U.S. President Barack Obama Thursday took a strong stand against a planned referendum on the future of Ukraine's Crimea region. Obama imposed financial sanctions and travel restrictions on those the U.S. accuses of undermining democracy in Ukraine, even as thousands of Russian troops remained inside Crimea.
Congressional leaders are pledging support for those sanctions, and for the people of Ukraine.
The White House says President Obama has told his Russian counterpart, Vladimir Putin, that Moscow's actions in Ukraine are a violation of that country's sovereignty and territorial integrity.
Officials say the two leaders spoke for an hour on the telephone Thursday. It is their first known direct contact since Saturday, shortly after Russian forces took control in Ukraine's Crimean peninsula.
Meanwhile, as a crowd of Russian sympathizers stood in support, lawmakers in the Crimean parliament voted to hold a referendum later this month on whether Crimea should leave Ukraine and become part of Russia.
At the White House, President Barack Obama said the U.S. considers that referendum illegal:
"The proposed referendum on the future of Crimea would violate the Ukrainian constitution and violate international law. Any discussion about the future of Ukraine must include the legitimate government of Ukraine," said President Obama.
The tense stand-off continues in the Crimea. Russian soldiers surround a military base in the mountains, with Ukrainian soldiers hunkered down inside.
And in Washington, President Obama said the United States is determined to work with its European Union allies to ensure that Russia pays a price for its intervention.
"This morning I signed an executive order that authorizes sanctions on individuals and entitites responsible for violating the sovereignty and territorial integrity of Ukraine or for stealing the assets of the Ukrainian people," said Obama.
The order is aimed at Russian officials as well as Ukrainians, stopping them from transfering wealth out of the U.S. It also cancels or denies their U.S. visas, although no targeted individuals are named.
The president called for Congress to take action and Republican House Speaker John Boehner welcomed the new sanctions.
"I support limited sanctions outlined by the president today to freeze some assets and block U.S. visas. It is a welcome first step, but we remain committed to working with the administration to give President Obama as many tools as needed to put President Putin in check and prevent Russia from infringing on the sovereignty of any of its neighbors," said Boehner.
Late Thursday, the U.S. House of Representatives voted to provide loan guarantees of $1 billion to Ukraine. It's a fraction of the Ukrainian government's request, but the first tangible congressional action, and awaits Senate approval.
On the Senate side, Democratic Senate Foreign Relations Committee Chairman Robert Menendez lent his support to President Obama.

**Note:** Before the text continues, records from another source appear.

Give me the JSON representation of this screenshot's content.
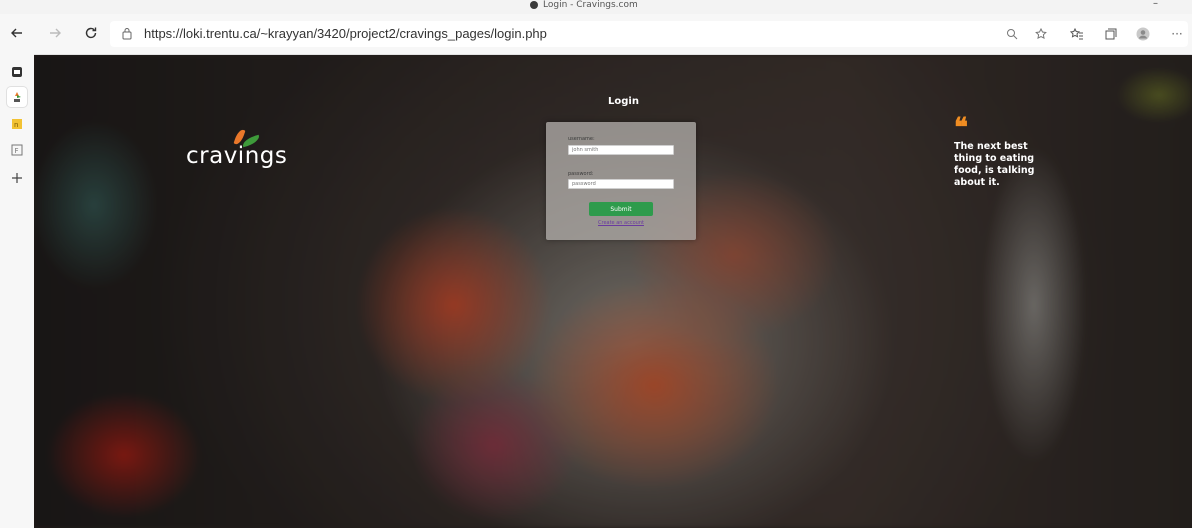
{
  "browser": {
    "tab_title": "Login - Cravings.com",
    "url": "https://loki.trentu.ca/~krayyan/3420/project2/cravings_pages/login.php",
    "back_icon": "arrow-left-icon",
    "forward_icon": "arrow-right-icon",
    "refresh_icon": "refresh-icon",
    "lock_icon": "lock-icon",
    "toolbar_icons": [
      "zoom-icon",
      "read-aloud-icon",
      "favorites-icon",
      "collections-icon",
      "profile-icon",
      "more-icon"
    ]
  },
  "sidebar": {
    "items": [
      "tab-icon-1",
      "tab-icon-2",
      "tab-icon-3",
      "tab-icon-4",
      "add-icon"
    ]
  },
  "page": {
    "logo_text": "cravings",
    "login_title": "Login",
    "form": {
      "username_label": "username:",
      "username_placeholder": "john smith",
      "password_label": "password:",
      "password_placeholder": "password",
      "submit_label": "Submit",
      "create_account_link": "Create an account"
    },
    "quote_mark": "❝",
    "quote_text": "The next best thing to eating food, is talking about it."
  },
  "colors": {
    "accent_orange": "#f08d22",
    "submit_green": "#2e9b4c",
    "link_purple": "#6a3aa0"
  }
}
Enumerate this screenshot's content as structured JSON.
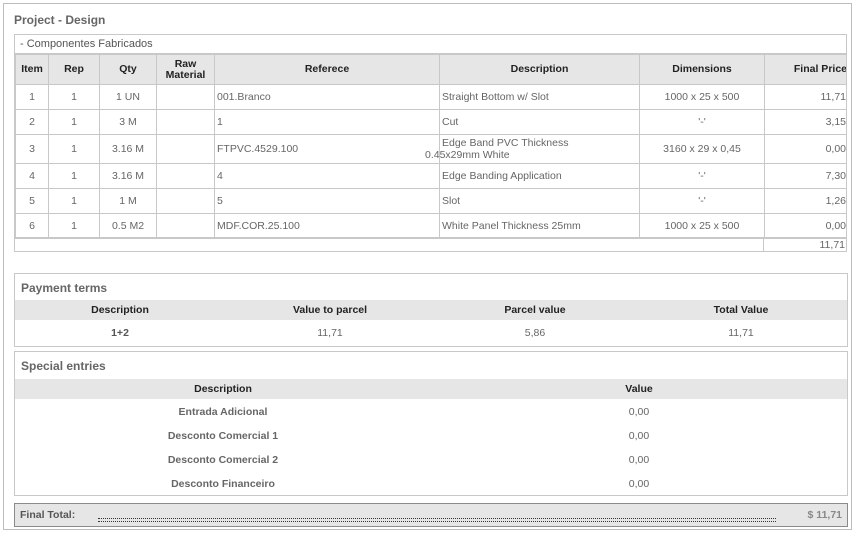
{
  "page": {
    "title": "Project - Design"
  },
  "components": {
    "label": "- Componentes Fabricados",
    "columns": [
      "Item",
      "Rep",
      "Qty",
      "Raw Material",
      "Referece",
      "Description",
      "Dimensions",
      "Final Price"
    ],
    "rows": [
      {
        "item": "1",
        "rep": "1",
        "qty": "1 UN",
        "raw": "",
        "ref": "001.Branco",
        "desc": "Straight Bottom w/ Slot",
        "dim": "1000 x 25 x 500",
        "price": "11,71"
      },
      {
        "item": "2",
        "rep": "1",
        "qty": "3 M",
        "raw": "",
        "ref": "1",
        "desc": "Cut",
        "dim": "'-'",
        "price": "3,15"
      },
      {
        "item": "3",
        "rep": "1",
        "qty": "3.16 M",
        "raw": "",
        "ref": "FTPVC.4529.100",
        "desc_line1": "Edge Band PVC Thickness",
        "desc_line2": "0.45x29mm White",
        "dim": "3160 x 29 x 0,45",
        "price": "0,00"
      },
      {
        "item": "4",
        "rep": "1",
        "qty": "3.16 M",
        "raw": "",
        "ref": "4",
        "desc": "Edge Banding Application",
        "dim": "'-'",
        "price": "7,30"
      },
      {
        "item": "5",
        "rep": "1",
        "qty": "1 M",
        "raw": "",
        "ref": "5",
        "desc": "Slot",
        "dim": "'-'",
        "price": "1,26"
      },
      {
        "item": "6",
        "rep": "1",
        "qty": "0.5 M2",
        "raw": "",
        "ref": "MDF.COR.25.100",
        "desc": "White Panel Thickness 25mm",
        "dim": "1000 x 25 x 500",
        "price": "0,00"
      }
    ],
    "total": "11,71"
  },
  "payment": {
    "title": "Payment terms",
    "columns": [
      "Description",
      "Value to parcel",
      "Parcel value",
      "Total Value"
    ],
    "row": {
      "description": "1+2",
      "value_to_parcel": "11,71",
      "parcel_value": "5,86",
      "total_value": "11,71"
    }
  },
  "special": {
    "title": "Special entries",
    "columns": [
      "Description",
      "Value"
    ],
    "rows": [
      {
        "description": "Entrada Adicional",
        "value": "0,00"
      },
      {
        "description": "Desconto Comercial 1",
        "value": "0,00"
      },
      {
        "description": "Desconto Comercial 2",
        "value": "0,00"
      },
      {
        "description": "Desconto Financeiro",
        "value": "0,00"
      }
    ]
  },
  "final": {
    "label": "Final Total:",
    "value": "$ 11,71"
  }
}
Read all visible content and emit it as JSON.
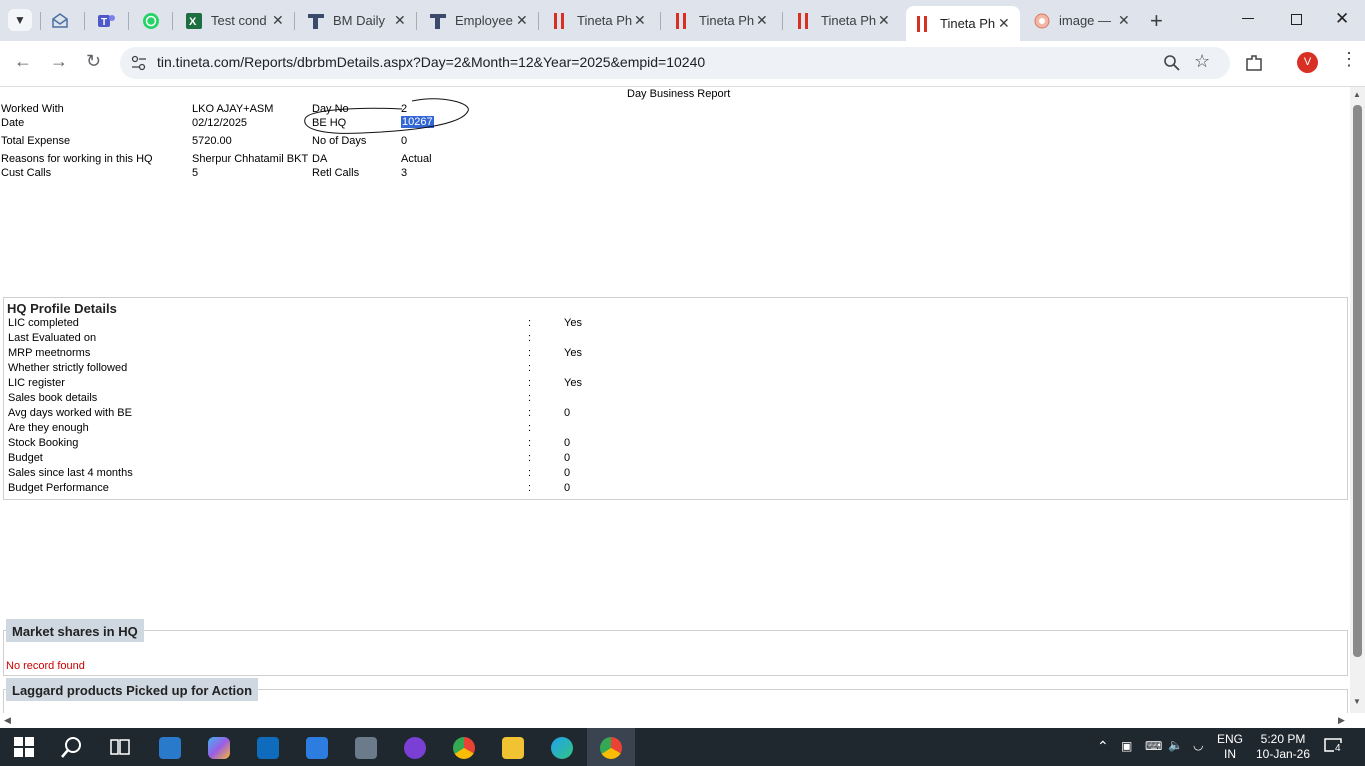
{
  "browser": {
    "tabs": [
      {
        "title": "",
        "icon": "tab-search-icon"
      },
      {
        "title": "",
        "icon": "mail-icon"
      },
      {
        "title": "",
        "icon": "teams-icon"
      },
      {
        "title": "",
        "icon": "whatsapp-icon"
      },
      {
        "title": "Test cond",
        "icon": "excel-icon"
      },
      {
        "title": "BM Daily",
        "icon": "tineta-t-icon"
      },
      {
        "title": "Employee",
        "icon": "tineta-t-icon"
      },
      {
        "title": "Tineta Ph",
        "icon": "tineta-bars-icon"
      },
      {
        "title": "Tineta Ph",
        "icon": "tineta-bars-icon"
      },
      {
        "title": "Tineta Ph",
        "icon": "tineta-bars-icon"
      },
      {
        "title": "Tineta Ph",
        "icon": "tineta-bars-icon"
      },
      {
        "title": "image —",
        "icon": "image-icon"
      }
    ],
    "url": "tin.tineta.com/Reports/dbrbmDetails.aspx?Day=2&Month=12&Year=2025&empid=10240",
    "profile_initial": "V"
  },
  "report": {
    "title": "Day Business Report",
    "fields": {
      "worked_with_label": "Worked With",
      "worked_with_value": "LKO AJAY+ASM",
      "date_label": "Date",
      "date_value": "02/12/2025",
      "total_expense_label": "Total Expense",
      "total_expense_value": "5720.00",
      "reasons_label": "Reasons for working in this HQ",
      "reasons_value": "Sherpur Chhatamil BKT",
      "cust_calls_label": "Cust Calls",
      "cust_calls_value": "5",
      "day_no_label": "Day No",
      "day_no_value": "2",
      "be_hq_label": "BE HQ",
      "be_hq_value": "10267",
      "no_of_days_label": "No of Days",
      "no_of_days_value": "0",
      "da_label": "DA",
      "da_value": "Actual",
      "retl_calls_label": "Retl Calls",
      "retl_calls_value": "3"
    },
    "hq_profile": {
      "heading": "HQ Profile Details",
      "rows": [
        {
          "label": "LIC completed",
          "sep": ":",
          "value": "Yes"
        },
        {
          "label": "Last Evaluated on",
          "sep": ":",
          "value": ""
        },
        {
          "label": "MRP meetnorms",
          "sep": ":",
          "value": "Yes"
        },
        {
          "label": "Whether strictly followed",
          "sep": ":",
          "value": ""
        },
        {
          "label": "LIC register",
          "sep": ":",
          "value": "Yes"
        },
        {
          "label": "Sales book details",
          "sep": ":",
          "value": ""
        },
        {
          "label": "Avg days worked with BE",
          "sep": ":",
          "value": "0"
        },
        {
          "label": "Are they enough",
          "sep": ":",
          "value": ""
        },
        {
          "label": "Stock Booking",
          "sep": ":",
          "value": "0"
        },
        {
          "label": "Budget",
          "sep": ":",
          "value": "0"
        },
        {
          "label": "Sales since last 4 months",
          "sep": ":",
          "value": "0"
        },
        {
          "label": "Budget Performance",
          "sep": ":",
          "value": "0"
        }
      ]
    },
    "market_shares": {
      "heading": "Market shares in HQ",
      "empty_text": "No record found"
    },
    "laggard": {
      "heading": "Laggard products Picked up for Action"
    }
  },
  "taskbar": {
    "lang_line1": "ENG",
    "lang_line2": "IN",
    "time": "5:20 PM",
    "date": "10-Jan-26",
    "notification_count": "4"
  },
  "colors": {
    "tab_strip": "#dfe3eb",
    "accent_red": "#d93025",
    "selection": "#3367d6",
    "section_header": "#cfd7e0",
    "no_record": "#cc0000",
    "taskbar": "#20282f"
  }
}
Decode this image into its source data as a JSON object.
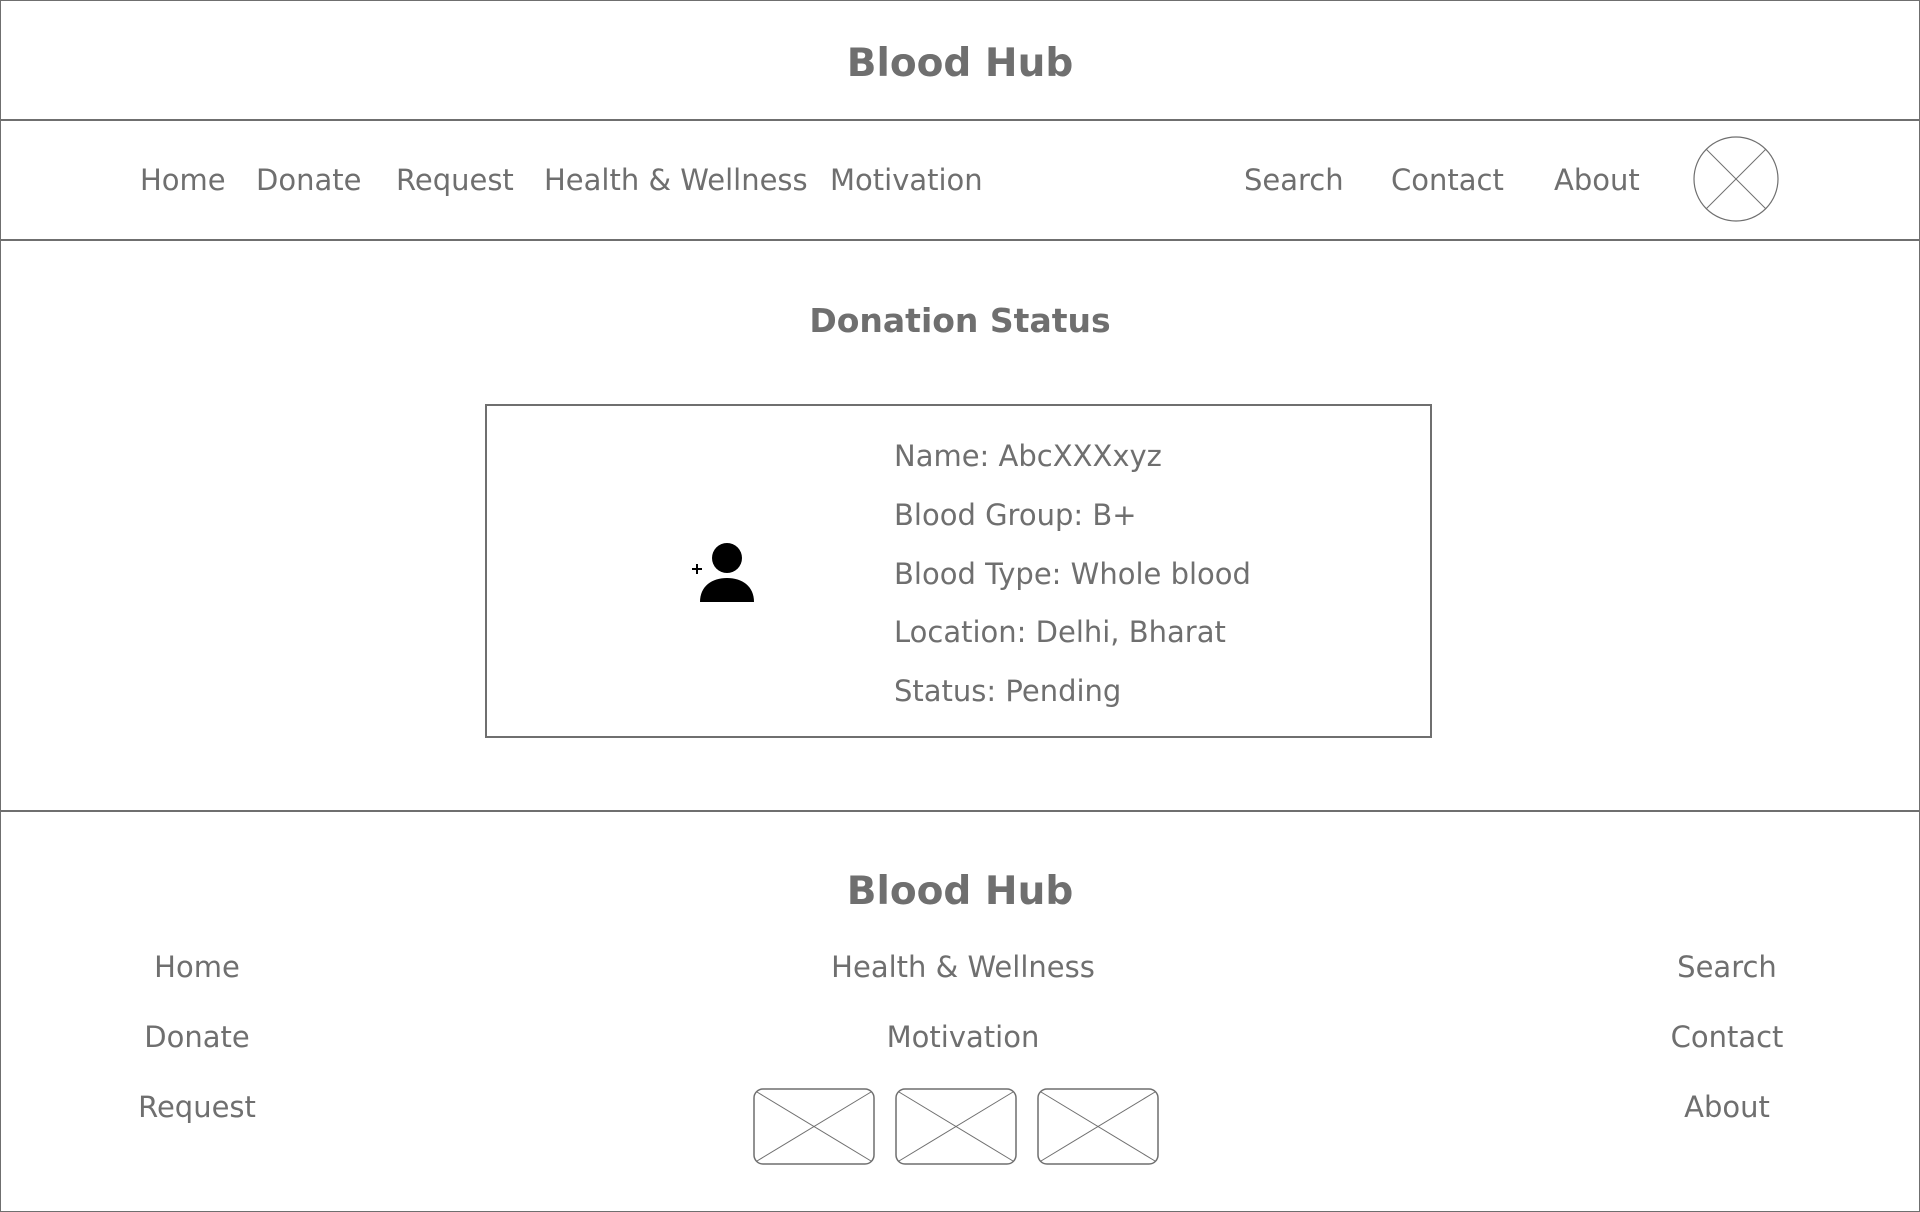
{
  "header": {
    "brand": "Blood Hub"
  },
  "nav": {
    "left": [
      "Home",
      "Donate",
      "Request",
      "Health & Wellness",
      "Motivation"
    ],
    "right": [
      "Search",
      "Contact",
      "About"
    ],
    "avatar_icon": "image-placeholder-icon"
  },
  "main": {
    "title": "Donation Status",
    "card": {
      "icon": "add-person-icon",
      "lines": [
        "Name: AbcXXXxyz",
        "Blood Group: B+",
        "Blood Type: Whole blood",
        "Location: Delhi, Bharat",
        "Status: Pending"
      ]
    }
  },
  "footer": {
    "brand": "Blood Hub",
    "col_left": [
      "Home",
      "Donate",
      "Request"
    ],
    "col_center": [
      "Health & Wellness",
      "Motivation"
    ],
    "col_right": [
      "Search",
      "Contact",
      "About"
    ],
    "social_icons": [
      "image-placeholder-icon",
      "image-placeholder-icon",
      "image-placeholder-icon"
    ]
  },
  "colors": {
    "line": "#6f6f6f",
    "text": "#6f6f6f",
    "icon": "#000000"
  }
}
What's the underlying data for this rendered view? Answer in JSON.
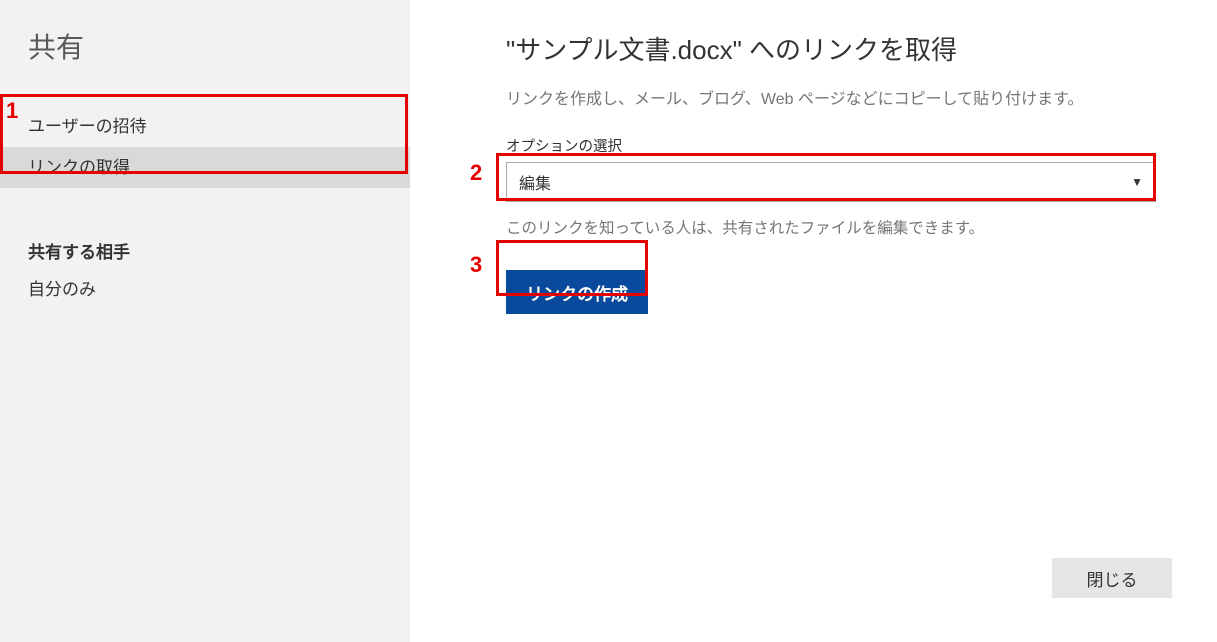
{
  "sidebar": {
    "title": "共有",
    "items": [
      {
        "label": "ユーザーの招待"
      },
      {
        "label": "リンクの取得"
      }
    ],
    "group_label": "共有する相手",
    "sub_label": "自分のみ"
  },
  "main": {
    "title": "\"サンプル文書.docx\" へのリンクを取得",
    "description": "リンクを作成し、メール、ブログ、Web ページなどにコピーして貼り付けます。",
    "option_label": "オプションの選択",
    "select_value": "編集",
    "permission_desc": "このリンクを知っている人は、共有されたファイルを編集できます。",
    "create_button": "リンクの作成",
    "close_button": "閉じる"
  },
  "callouts": [
    "1",
    "2",
    "3"
  ]
}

"President Putin’s game of Russian roulette has pointed the gun at the international community’s head. I believe this time he has miscalculated, and I certainly believe that we should not blink," said Menendez.
U.S. Secretary of State John Kerry met with Russian Foreign Minister Sergei Lavrov in Rome Thursday. Lavrov said afterwards that there is still no agreement to end the crisis. And still, scenes like this one play out in an eastern Ukranian city where police cleared pro-Russian protestors from a regional government building they had occupied.